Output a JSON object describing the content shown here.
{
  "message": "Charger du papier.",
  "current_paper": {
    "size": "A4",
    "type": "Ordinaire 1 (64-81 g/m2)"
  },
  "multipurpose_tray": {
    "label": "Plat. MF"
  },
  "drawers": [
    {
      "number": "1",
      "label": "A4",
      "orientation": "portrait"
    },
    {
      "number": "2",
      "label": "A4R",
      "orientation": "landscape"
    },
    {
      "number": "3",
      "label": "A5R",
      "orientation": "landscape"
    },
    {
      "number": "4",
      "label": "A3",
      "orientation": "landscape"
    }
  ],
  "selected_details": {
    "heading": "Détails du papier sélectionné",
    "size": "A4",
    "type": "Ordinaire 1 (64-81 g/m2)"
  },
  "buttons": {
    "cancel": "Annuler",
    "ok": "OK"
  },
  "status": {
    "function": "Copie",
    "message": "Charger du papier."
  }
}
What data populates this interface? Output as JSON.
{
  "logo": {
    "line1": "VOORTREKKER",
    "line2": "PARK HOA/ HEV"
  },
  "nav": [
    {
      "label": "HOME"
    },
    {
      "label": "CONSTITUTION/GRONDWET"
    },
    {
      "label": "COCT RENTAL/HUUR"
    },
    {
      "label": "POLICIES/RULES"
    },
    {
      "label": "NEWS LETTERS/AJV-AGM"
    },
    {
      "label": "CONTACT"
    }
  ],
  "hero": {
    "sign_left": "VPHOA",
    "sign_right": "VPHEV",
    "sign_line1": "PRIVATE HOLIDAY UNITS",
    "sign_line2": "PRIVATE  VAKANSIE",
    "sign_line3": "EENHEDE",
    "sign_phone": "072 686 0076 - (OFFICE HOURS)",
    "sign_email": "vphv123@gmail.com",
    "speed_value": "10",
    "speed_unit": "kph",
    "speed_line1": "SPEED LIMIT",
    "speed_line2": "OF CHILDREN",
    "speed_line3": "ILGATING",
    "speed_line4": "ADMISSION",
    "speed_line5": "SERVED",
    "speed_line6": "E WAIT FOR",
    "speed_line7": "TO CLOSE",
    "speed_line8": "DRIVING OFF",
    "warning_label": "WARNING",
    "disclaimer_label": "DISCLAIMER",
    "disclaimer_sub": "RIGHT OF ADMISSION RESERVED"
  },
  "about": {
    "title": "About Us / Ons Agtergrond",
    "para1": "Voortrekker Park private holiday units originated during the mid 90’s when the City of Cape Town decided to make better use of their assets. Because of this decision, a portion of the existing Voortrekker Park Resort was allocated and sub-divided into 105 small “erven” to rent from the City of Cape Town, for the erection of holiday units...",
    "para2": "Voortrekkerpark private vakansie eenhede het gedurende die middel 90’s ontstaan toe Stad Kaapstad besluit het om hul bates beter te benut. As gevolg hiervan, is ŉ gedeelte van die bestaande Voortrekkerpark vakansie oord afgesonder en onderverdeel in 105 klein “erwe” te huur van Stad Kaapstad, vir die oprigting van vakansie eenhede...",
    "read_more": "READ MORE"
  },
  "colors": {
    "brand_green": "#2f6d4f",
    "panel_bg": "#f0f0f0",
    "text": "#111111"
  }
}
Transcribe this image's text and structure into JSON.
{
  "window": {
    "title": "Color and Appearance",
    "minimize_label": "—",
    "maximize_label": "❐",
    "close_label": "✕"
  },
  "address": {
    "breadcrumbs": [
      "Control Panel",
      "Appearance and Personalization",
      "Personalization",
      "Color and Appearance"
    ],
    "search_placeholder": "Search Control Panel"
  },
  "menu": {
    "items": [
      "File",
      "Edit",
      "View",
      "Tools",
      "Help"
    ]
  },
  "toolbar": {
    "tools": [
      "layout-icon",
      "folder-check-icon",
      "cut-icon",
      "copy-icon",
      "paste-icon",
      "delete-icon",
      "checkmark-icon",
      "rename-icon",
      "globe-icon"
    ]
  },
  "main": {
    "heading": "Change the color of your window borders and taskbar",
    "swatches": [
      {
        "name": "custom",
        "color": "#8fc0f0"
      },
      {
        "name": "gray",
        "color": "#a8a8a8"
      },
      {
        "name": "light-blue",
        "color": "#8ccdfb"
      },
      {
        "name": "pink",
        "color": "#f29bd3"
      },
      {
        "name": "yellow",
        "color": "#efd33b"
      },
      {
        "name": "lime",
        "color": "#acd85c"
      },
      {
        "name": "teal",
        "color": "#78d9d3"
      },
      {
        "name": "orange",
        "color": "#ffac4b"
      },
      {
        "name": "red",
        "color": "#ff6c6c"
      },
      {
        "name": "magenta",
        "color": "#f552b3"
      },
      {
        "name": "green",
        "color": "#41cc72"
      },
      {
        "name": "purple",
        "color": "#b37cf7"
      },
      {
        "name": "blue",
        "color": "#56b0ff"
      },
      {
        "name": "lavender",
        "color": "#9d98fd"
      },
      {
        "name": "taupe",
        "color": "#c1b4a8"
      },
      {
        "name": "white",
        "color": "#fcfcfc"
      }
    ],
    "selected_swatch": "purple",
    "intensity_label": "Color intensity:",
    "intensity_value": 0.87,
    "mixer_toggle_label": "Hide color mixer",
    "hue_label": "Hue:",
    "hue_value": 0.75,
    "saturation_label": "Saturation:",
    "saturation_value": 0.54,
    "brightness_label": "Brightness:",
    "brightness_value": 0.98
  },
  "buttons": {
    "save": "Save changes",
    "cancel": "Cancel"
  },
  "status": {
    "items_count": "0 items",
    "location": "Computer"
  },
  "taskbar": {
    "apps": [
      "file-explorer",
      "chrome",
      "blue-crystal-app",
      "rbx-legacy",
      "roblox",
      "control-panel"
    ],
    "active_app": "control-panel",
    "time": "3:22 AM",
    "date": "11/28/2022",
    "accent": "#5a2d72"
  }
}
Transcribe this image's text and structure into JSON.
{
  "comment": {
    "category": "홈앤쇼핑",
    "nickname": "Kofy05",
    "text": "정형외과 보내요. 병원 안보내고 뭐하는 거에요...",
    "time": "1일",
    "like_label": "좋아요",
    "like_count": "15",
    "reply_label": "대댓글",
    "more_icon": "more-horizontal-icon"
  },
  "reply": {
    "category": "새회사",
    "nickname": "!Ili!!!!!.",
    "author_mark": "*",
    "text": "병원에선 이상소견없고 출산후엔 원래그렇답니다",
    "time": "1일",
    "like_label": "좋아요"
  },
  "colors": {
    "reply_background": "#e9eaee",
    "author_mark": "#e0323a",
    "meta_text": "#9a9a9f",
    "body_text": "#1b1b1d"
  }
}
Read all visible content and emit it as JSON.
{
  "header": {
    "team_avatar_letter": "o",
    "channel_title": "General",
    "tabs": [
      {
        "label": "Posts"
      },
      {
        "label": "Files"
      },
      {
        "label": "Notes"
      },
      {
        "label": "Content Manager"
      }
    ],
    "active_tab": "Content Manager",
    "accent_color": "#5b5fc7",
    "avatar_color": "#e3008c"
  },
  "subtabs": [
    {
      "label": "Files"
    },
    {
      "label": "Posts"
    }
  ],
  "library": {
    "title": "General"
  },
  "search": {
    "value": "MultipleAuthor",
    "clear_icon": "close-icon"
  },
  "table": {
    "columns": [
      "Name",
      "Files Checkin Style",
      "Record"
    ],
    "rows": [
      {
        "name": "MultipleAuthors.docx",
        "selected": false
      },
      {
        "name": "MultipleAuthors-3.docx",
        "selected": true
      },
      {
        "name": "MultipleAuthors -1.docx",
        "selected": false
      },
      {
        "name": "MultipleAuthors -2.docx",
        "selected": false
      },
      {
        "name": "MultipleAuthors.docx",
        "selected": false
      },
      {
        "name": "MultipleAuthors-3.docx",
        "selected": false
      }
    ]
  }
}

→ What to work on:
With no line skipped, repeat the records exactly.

→ Your solution:
Output a JSON object describing the content shown here.
{
  "message": "Charger du papier.",
  "current_paper": {
    "size": "A4",
    "type": "Ordinaire 1 (64-81 g/m2)"
  },
  "multipurpose_tray": {
    "label": "Plat. MF"
  },
  "drawers": [
    {
      "number": "1",
      "label": "A4",
      "orientation": "portrait"
    },
    {
      "number": "2",
      "label": "A4R",
      "orientation": "landscape"
    },
    {
      "number": "3",
      "label": "A5R",
      "orientation": "landscape"
    },
    {
      "number": "4",
      "label": "A3",
      "orientation": "landscape"
    }
  ],
  "selected_details": {
    "heading": "Détails du papier sélectionné",
    "size": "A4",
    "type": "Ordinaire 1 (64-81 g/m2)"
  },
  "buttons": {
    "cancel": "Annuler",
    "ok": "OK"
  },
  "status": {
    "function": "Copie",
    "message": "Charger du papier."
  }
}
What data populates this interface? Output as JSON.
{
  "logo": {
    "line1": "VOORTREKKER",
    "line2": "PARK HOA/ HEV"
  },
  "nav": [
    {
      "label": "HOME"
    },
    {
      "label": "CONSTITUTION/GRONDWET"
    },
    {
      "label": "COCT RENTAL/HUUR"
    },
    {
      "label": "POLICIES/RULES"
    },
    {
      "label": "NEWS LETTERS/AJV-AGM"
    },
    {
      "label": "CONTACT"
    }
  ],
  "hero": {
    "sign_left": "VPHOA",
    "sign_right": "VPHEV",
    "sign_line1": "PRIVATE HOLIDAY UNITS",
    "sign_line2": "PRIVATE  VAKANSIE",
    "sign_line3": "EENHEDE",
    "sign_phone": "072 686 0076 - (OFFICE HOURS)",
    "sign_email": "vphv123@gmail.com",
    "speed_value": "10",
    "speed_unit": "kph",
    "speed_line1": "SPEED LIMIT",
    "speed_line2": "OF CHILDREN",
    "speed_line3": "ILGATING",
    "speed_line4": "ADMISSION",
    "speed_line5": "SERVED",
    "speed_line6": "E WAIT FOR",
    "speed_line7": "TO CLOSE",
    "speed_line8": "DRIVING OFF",
    "warning_label": "WARNING",
    "disclaimer_label": "DISCLAIMER",
    "disclaimer_sub": "RIGHT OF ADMISSION RESERVED"
  },
  "about": {
    "title": "About Us / Ons Agtergrond",
    "para1": "Voortrekker Park private holiday units originated during the mid 90’s when the City of Cape Town decided to make better use of their assets. Because of this decision, a portion of the existing Voortrekker Park Resort was allocated and sub-divided into 105 small “erven” to rent from the City of Cape Town, for the erection of holiday units...",
    "para2": "Voortrekkerpark private vakansie eenhede het gedurende die middel 90’s ontstaan toe Stad Kaapstad besluit het om hul bates beter te benut. As gevolg hiervan, is ŉ gedeelte van die bestaande Voortrekkerpark vakansie oord afgesonder en onderverdeel in 105 klein “erwe” te huur van Stad Kaapstad, vir die oprigting van vakansie eenhede...",
    "read_more": "READ MORE"
  },
  "colors": {
    "brand_green": "#2f6d4f",
    "panel_bg": "#f0f0f0",
    "text": "#111111"
  }
}
Transcribe this image's text and structure into JSON.
{
  "window": {
    "title": "Color and Appearance",
    "minimize_label": "—",
    "maximize_label": "❐",
    "close_label": "✕"
  },
  "address": {
    "breadcrumbs": [
      "Control Panel",
      "Appearance and Personalization",
      "Personalization",
      "Color and Appearance"
    ],
    "search_placeholder": "Search Control Panel"
  },
  "menu": {
    "items": [
      "File",
      "Edit",
      "View",
      "Tools",
      "Help"
    ]
  },
  "toolbar": {
    "tools": [
      "layout-icon",
      "folder-check-icon",
      "cut-icon",
      "copy-icon",
      "paste-icon",
      "delete-icon",
      "checkmark-icon",
      "rename-icon",
      "globe-icon"
    ]
  },
  "main": {
    "heading": "Change the color of your window borders and taskbar",
    "swatches": [
      {
        "name": "custom",
        "color": "#8fc0f0"
      },
      {
        "name": "gray",
        "color": "#a8a8a8"
      },
      {
        "name": "light-blue",
        "color": "#8ccdfb"
      },
      {
        "name": "pink",
        "color": "#f29bd3"
      },
      {
        "name": "yellow",
        "color": "#efd33b"
      },
      {
        "name": "lime",
        "color": "#acd85c"
      },
      {
        "name": "teal",
        "color": "#78d9d3"
      },
      {
        "name": "orange",
        "color": "#ffac4b"
      },
      {
        "name": "red",
        "color": "#ff6c6c"
      },
      {
        "name": "magenta",
        "color": "#f552b3"
      },
      {
        "name": "green",
        "color": "#41cc72"
      },
      {
        "name": "purple",
        "color": "#b37cf7"
      },
      {
        "name": "blue",
        "color": "#56b0ff"
      },
      {
        "name": "lavender",
        "color": "#9d98fd"
      },
      {
        "name": "taupe",
        "color": "#c1b4a8"
      },
      {
        "name": "white",
        "color": "#fcfcfc"
      }
    ],
    "selected_swatch": "purple",
    "intensity_label": "Color intensity:",
    "intensity_value": 0.87,
    "mixer_toggle_label": "Hide color mixer",
    "hue_label": "Hue:",
    "hue_value": 0.75,
    "saturation_label": "Saturation:",
    "saturation_value": 0.54,
    "brightness_label": "Brightness:",
    "brightness_value": 0.98
  },
  "buttons": {
    "save": "Save changes",
    "cancel": "Cancel"
  },
  "status": {
    "items_count": "0 items",
    "location": "Computer"
  },
  "taskbar": {
    "apps": [
      "file-explorer",
      "chrome",
      "blue-crystal-app",
      "rbx-legacy",
      "roblox",
      "control-panel"
    ],
    "active_app": "control-panel",
    "time": "3:22 AM",
    "date": "11/28/2022",
    "accent": "#5a2d72"
  }
}
Transcribe this image's text and structure into JSON.
{
  "comment": {
    "category": "홈앤쇼핑",
    "nickname": "Kofy05",
    "text": "정형외과 보내요. 병원 안보내고 뭐하는 거에요...",
    "time": "1일",
    "like_label": "좋아요",
    "like_count": "15",
    "reply_label": "대댓글",
    "more_icon": "more-horizontal-icon"
  },
  "reply": {
    "category": "새회사",
    "nickname": "!Ili!!!!!.",
    "author_mark": "*",
    "text": "병원에선 이상소견없고 출산후엔 원래그렇답니다",
    "time": "1일",
    "like_label": "좋아요"
  },
  "colors": {
    "reply_background": "#e9eaee",
    "author_mark": "#e0323a",
    "meta_text": "#9a9a9f",
    "body_text": "#1b1b1d"
  }
}
Read all visible content and emit it as JSON.
{
  "header": {
    "team_avatar_letter": "o",
    "channel_title": "General",
    "tabs": [
      {
        "label": "Posts"
      },
      {
        "label": "Files"
      },
      {
        "label": "Notes"
      },
      {
        "label": "Content Manager"
      }
    ],
    "active_tab": "Content Manager",
    "accent_color": "#5b5fc7",
    "avatar_color": "#e3008c"
  },
  "subtabs": [
    {
      "label": "Files"
    },
    {
      "label": "Posts"
    }
  ],
  "library": {
    "title": "General"
  },
  "search": {
    "value": "MultipleAuthor",
    "clear_icon": "close-icon"
  },
  "table": {
    "columns": [
      "Name",
      "Files Checkin Style",
      "Record"
    ],
    "rows": [
      {
        "name": "MultipleAuthors.docx",
        "selected": false
      },
      {
        "name": "MultipleAuthors-3.docx",
        "selected": true
      },
      {
        "name": "MultipleAuthors -1.docx",
        "selected": false
      },
      {
        "name": "MultipleAuthors -2.docx",
        "selected": false
      },
      {
        "name": "MultipleAuthors.docx",
        "selected": false
      },
      {
        "name": "MultipleAuthors-3.docx",
        "selected": false
      }
    ]
  }
}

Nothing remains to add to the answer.